While it may be possible for some to believe that this fraud model looks too basic to fool the administration and that it smells like corruption, there’s one undisputed fact that makes governments more vulnerable to this cyber phenomenon.
First of all, the emails of the government representatives are laying on the surface. As seen in the staff section on the website of the targeted company, there are fifteen emails and job descriptions publically available, and malicious actors can gather up even more information about the serving personnel on social media. Notice that the connection is not secure on the Puerto Rico Industrial Development Company (PRIDCO) website. Not related to the business email compromise, but still something to highlight.
Secondly, knowing that the basic cybersecurity training for government employees is often non-existent due to funding issues, gov figures are walking on the razor-sharp edge without even knowing anything about it.
Besides that, international cyber warfare can certainly aggravate the issues, as Advanced Persistent Threat groups can put their hand to the business of the rival country. Almost exactly one month ago we were informed about a DDoS attack on the Greek government. While this is an entirely different attack to phishing, and it harms businesses in different ways, this case proves that the political interests of others can also threaten the well-being of gov agencies.
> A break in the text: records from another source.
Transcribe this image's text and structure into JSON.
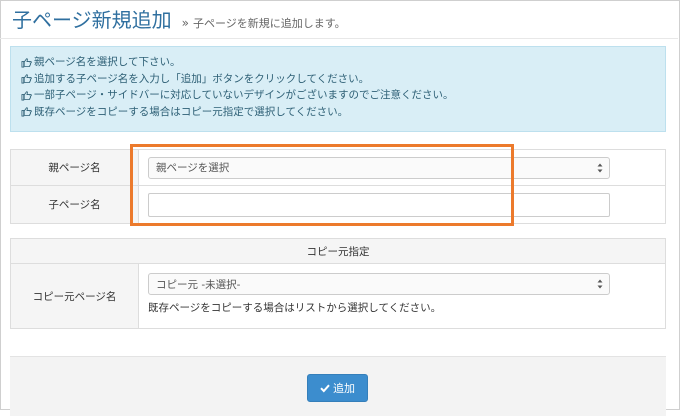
{
  "header": {
    "title": "子ページ新規追加",
    "separator": "»",
    "subtitle": "子ページを新規に追加します。"
  },
  "info": {
    "lines": [
      "親ページ名を選択して下さい。",
      "追加する子ページ名を入力し「追加」ボタンをクリックしてください。",
      "一部子ページ・サイドバーに対応していないデザインがございますのでご注意ください。",
      "既存ページをコピーする場合はコピー元指定で選択してください。"
    ],
    "icon": "hand-point-right-icon"
  },
  "form": {
    "parent_label": "親ページ名",
    "parent_select_value": "親ページを選択",
    "child_label": "子ページ名",
    "child_input_value": ""
  },
  "copy": {
    "heading": "コピー元指定",
    "label": "コピー元ページ名",
    "select_value": "コピー元 -未選択-",
    "help": "既存ページをコピーする場合はリストから選択してください。"
  },
  "actions": {
    "add_label": "追加",
    "add_icon": "check-icon"
  },
  "colors": {
    "title": "#2f6f9f",
    "info_bg": "#d9eef6",
    "info_text": "#2d5f75",
    "highlight": "#ec7a2c",
    "button": "#3c8dce"
  }
}
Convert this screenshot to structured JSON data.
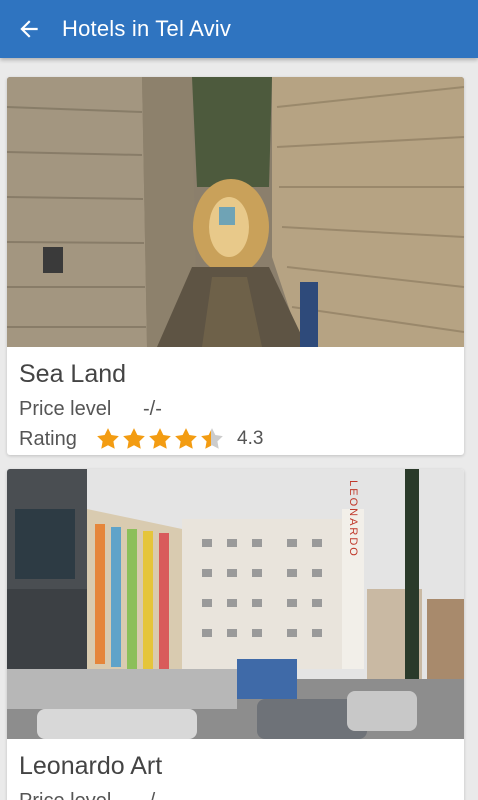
{
  "appbar": {
    "title": "Hotels in Tel Aviv",
    "back_icon": "arrow-left-icon"
  },
  "colors": {
    "appbar": "#2f74c0",
    "star": "#f39c12",
    "star_empty": "#cccccc"
  },
  "hotels": [
    {
      "name": "Sea Land",
      "price_label": "Price level",
      "price_value": "-/-",
      "rating_label": "Rating",
      "rating_value": "4.3",
      "stars": 4.3
    },
    {
      "name": "Leonardo Art",
      "price_label": "Price level",
      "price_value": "-/-"
    }
  ],
  "sign_text": "LEONARDO"
}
Openly available emails, lack of training, the possibility nefarious actions of rivaling countries and a general success ratio of phishing emails are mixing up into one easily flammable material.
The one non-smug advise affected parties get is always the same.
Don’t follow the instructions in the email, and do not proceed with a transfer until you validate the request through a trusted, independent channel. Not email.
But sadly, government companies often don’t have effective policies, nor controls to protect account numbers or confirm the credentials. While transfers of that size should probably go through two or three people to get the validation, the power is in the hands of a chosen few, who have direct access to everything. A system that relies on the integrity and judgment of only one person is asking for trouble.
Knowing that the situation in Puerto Rico affects the quality of life quite severely, would someone be surprised that employees could just ignore the rules? Life is hard as it is, and people have priorities.
After revising this case, we can see that this situation is not as straight-forward as it first seems. The reputation of the Puerto Rico government may feed the theory of corruption and money funneling, but let’s agree on one thing - falling for the Business Email Compromise shouldn’t garner remarks over someone’s intelligence. If anything, the stigma of making a mistake makes BEC an even bigger threat to the corporate circle.
Let’s reduce the pressure, and abstain from creating a toxic environment. Business email compromise protection should really start from education, that is most effective in a level-headed climate.